THIS is why I love being a nurse. THIS is the reason I stay being a nurse. I can AFFECT POSITIVE change in the midst of tragedy. I can affect the outcome of the people's lives I touch in a positive way regardless of administration and budget cuts.

My hugs are free.

Stages of Heart Failure

  • Class I (Mild): No limitation of physical activity. Ordinary physical activity does not cause undue fatigue, palpitation, or dyspnea (shortness of breath).
  • Class II (Mild): Slight limitation of physical activity. Comfortable at rest, but ordinary physical activity results in fatigue, palpitation, or dyspnea.
  • Class III (Moderate): Marked limitation of physical activity. Comfortable at rest, but less than ordinary activity causes fatigue, palpitation, or dyspnea.
  • Class IV (Severe): Unable to carry out any physical activity without discomfort. Symptoms of cardiac insufficiency at rest. If any physical activity is undertaken, discomfort is increased.

Heart Failure Society of America

HAPPY NURSES WEEK!

35 years experience, my specialty is critical care/ED/Trauma Flight and being Mom to 2 teenage children and one spoiled Weimaraner.

5 Followers; 4 Articles; 146,142 Visitors; 20,896 Posts

Share this post


Link to post
Share on other sites

2,169 Visitors; 14 Posts

we need more articles like this one!

Share this post


Link to post
Share on other sites

Esme12 is a ASN, BSN, RN and specializes in Critical Care, ED, Cath lab, CTPAC,Trauma.

5 Followers; 4 Articles; 146,142 Visitors; 20,896 Posts

Thank you!

Share this post


Link to post
Share on other sites

2 Articles; 3,345 Visitors; 26 Posts

We really, really do. Brought me to tears and made my dislike of the idea of going to work tomorrow go away for the moment. Thank you for sharing, Esme.

Share this post


Link to post
Share on other sites

OneDuckyRN has 3 years experience and specializes in ICU.

4,347 Visitors; 137 Posts

We really, really do. Brought me to tears and made my dislike of the idea of going to work tomorrow go away for the moment. Thank you for sharing, Esme.

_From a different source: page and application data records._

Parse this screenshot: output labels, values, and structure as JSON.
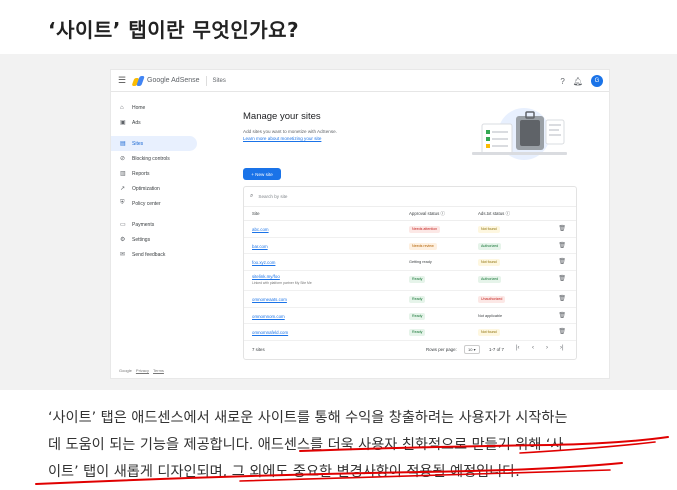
{
  "article": {
    "title": "‘사이트’ 탭이란 무엇인가요?",
    "body_lines": [
      "‘사이트’ 탭은 애드센스에서 새로운 사이트를 통해 수익을 창출하려는 사용자가 시작하는",
      "데 도움이 되는 기능을 제공합니다. 애드센스를 더욱 사용자 친화적으로 만들기 위해 ‘사",
      "이트’ 탭이 새롭게 디자인되며, 그 외에도 중요한 변경사항이 적용될 예정입니다."
    ],
    "highlight_color": "#e00000"
  },
  "adsense": {
    "brand": "Google AdSense",
    "breadcrumb": "Sites",
    "avatar": "G",
    "icons": {
      "menu": "menu-icon",
      "help": "help-icon",
      "notifications": "bell-icon"
    },
    "nav": [
      {
        "label": "Home",
        "icon": "⌂"
      },
      {
        "label": "Ads",
        "icon": "▣"
      },
      {
        "label": "Sites",
        "icon": "▤",
        "active": true
      },
      {
        "label": "Blocking controls",
        "icon": "⊘"
      },
      {
        "label": "Reports",
        "icon": "▥"
      },
      {
        "label": "Optimization",
        "icon": "↗"
      },
      {
        "label": "Policy center",
        "icon": "⛨"
      },
      {
        "label": "Payments",
        "icon": "▭"
      },
      {
        "label": "Settings",
        "icon": "⚙"
      },
      {
        "label": "Send feedback",
        "icon": "✉"
      }
    ],
    "footer_links": [
      "Google",
      "Privacy",
      "Terms"
    ],
    "main": {
      "title": "Manage your sites",
      "description": "Add sites you want to monetize with AdSense.",
      "learn_more": "Learn more about monetizing your site",
      "new_site_button": "+  New site",
      "search_placeholder": "Search by site",
      "columns": {
        "site": "Site",
        "approval": "Approval status ⓘ",
        "adstxt": "Ads.txt status ⓘ"
      },
      "rows": [
        {
          "site": "abc.com",
          "approval": "Needs attention",
          "approval_color": "red",
          "adstxt": "Not found",
          "adstxt_color": "yellow"
        },
        {
          "site": "bar.com",
          "approval": "Needs review",
          "approval_color": "orange",
          "adstxt": "Authorized",
          "adstxt_color": "green"
        },
        {
          "site": "foo.xyz.com",
          "approval": "Getting ready",
          "approval_color": "plain",
          "adstxt": "Not found",
          "adstxt_color": "yellow"
        },
        {
          "site": "sitelink.my/foo",
          "subtitle": "Linked with platform partner My Site Me",
          "approval": "Ready",
          "approval_color": "green",
          "adstxt": "Authorized",
          "adstxt_color": "green"
        },
        {
          "site": "omnomeaats.com",
          "approval": "Ready",
          "approval_color": "green",
          "adstxt": "Unauthorized",
          "adstxt_color": "red"
        },
        {
          "site": "omnomnom.com",
          "approval": "Ready",
          "approval_color": "green",
          "adstxt": "Not applicable",
          "adstxt_color": "plain"
        },
        {
          "site": "omnomnafeld.com",
          "approval": "Ready",
          "approval_color": "green",
          "adstxt": "Not found",
          "adstxt_color": "yellow"
        }
      ],
      "footer": {
        "count": "7 sites",
        "rows_per_page_label": "Rows per page:",
        "rows_per_page_value": "10",
        "range": "1-7 of 7"
      }
    }
  }
}
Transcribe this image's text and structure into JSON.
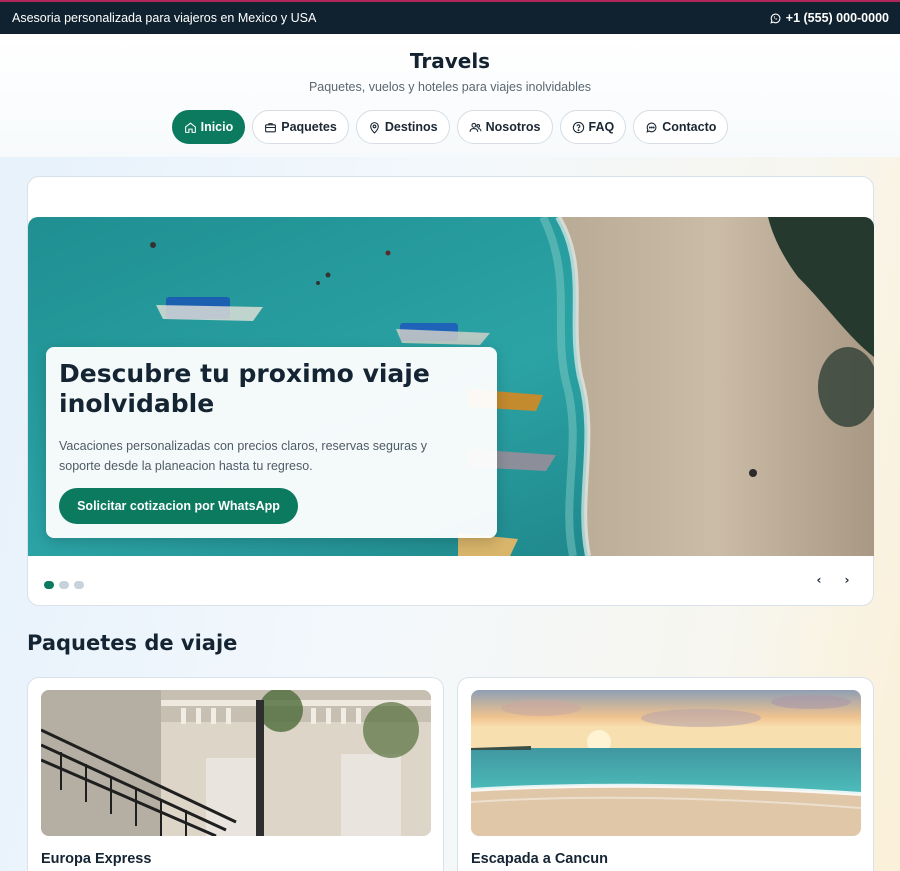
{
  "topbar": {
    "tagline": "Asesoria personalizada para viajeros en Mexico y USA",
    "phone": "+1 (555) 000-0000",
    "phone_icon": "whatsapp-icon"
  },
  "header": {
    "brand": "Travels",
    "subtitle": "Paquetes, vuelos y hoteles para viajes inolvidables"
  },
  "nav": {
    "items": [
      {
        "label": "Inicio",
        "icon": "home-icon",
        "active": true
      },
      {
        "label": "Paquetes",
        "icon": "briefcase-icon",
        "active": false
      },
      {
        "label": "Destinos",
        "icon": "map-pin-icon",
        "active": false
      },
      {
        "label": "Nosotros",
        "icon": "users-icon",
        "active": false
      },
      {
        "label": "FAQ",
        "icon": "help-circle-icon",
        "active": false
      },
      {
        "label": "Contacto",
        "icon": "chat-icon",
        "active": false
      }
    ]
  },
  "hero": {
    "title": "Descubre tu proximo viaje inolvidable",
    "text": "Vacaciones personalizadas con precios claros, reservas seguras y soporte desde la planeacion hasta tu regreso.",
    "button": "Solicitar cotizacion por WhatsApp",
    "slides_total": 3,
    "active_slide": 1,
    "prev_label": "‹",
    "next_label": "›"
  },
  "packages": {
    "title": "Paquetes de viaje",
    "items": [
      {
        "name": "Europa Express"
      },
      {
        "name": "Escapada a Cancun"
      }
    ]
  },
  "colors": {
    "accent": "#0b7a5f",
    "topbar": "#10222f",
    "topbar_border": "#b0285a"
  }
}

THIS. I couldn't have said it better myself. I might gripe & whine about my awful day when I get home from work, but I LOVE my job. Thank you, Esme.

Share this post


Link to post
Share on other sites

NutmeggeRN has 25 years experience as a BSN and specializes in kids.

2 Followers; 5 Articles; 42,316 Visitors; 3,760 Posts

My hugs are free too and I'm sending one right back atcha!! Poignant and well written!

Edited by NutmeggeRN
grammar

Share this post


Link to post
Share on other sites

Here.I.Stand has 16 years experience as a BSN, RN and specializes in SICU, trauma, neuro.

1 Follower; 41,925 Visitors; 4,863 Posts

Wow...I have almost no words. What a beautiful story!! Thank you for sharing.

Share this post


Link to post
Share on other sites

3,096 Visitors; 120 Posts

OMG I love this! Beautiful!!!!

Share this post


Link to post
Share on other sites

ratlady has 2 years experience and specializes in IBCLC.

8,256 Visitors; 550 Posts

I knew there was a reason you're my favorite person on this site!

Share this post


Link to post
Share on other sites

SeattleJess specializes in None yet..

15,910 Visitors; 842 Posts

Bless you and thank you! Now you are one of the reasons I'm becoming a nurse, too. I hope your story will always inspire me at tough moments like this. (Esme, I love you!)

Share this post


Link to post
Share on other sites

VivaLasViejas has 20 years experience as a ASN, RN and specializes in LTC, assisted living, med-surg, psych.

8 Followers; 142 Articles; 247,861 Visitors; 9,622 Posts

Doggone it, something's gotten into my eyes......and there's a lump in my throat. It takes a lot to produce that reaction in me. What a magnificent story, my friend. :)

Share this post


Link to post
Share on other sites

T.H.R.N. has 15 years experience and specializes in school nursing, home health,rehab, long-.

4,462 Visitors; 74 Posts

What a wonderful story!

Share this post


Link to post
Share on other sites
  • Recently Browsing 0 members

    No registered users viewing this page.

×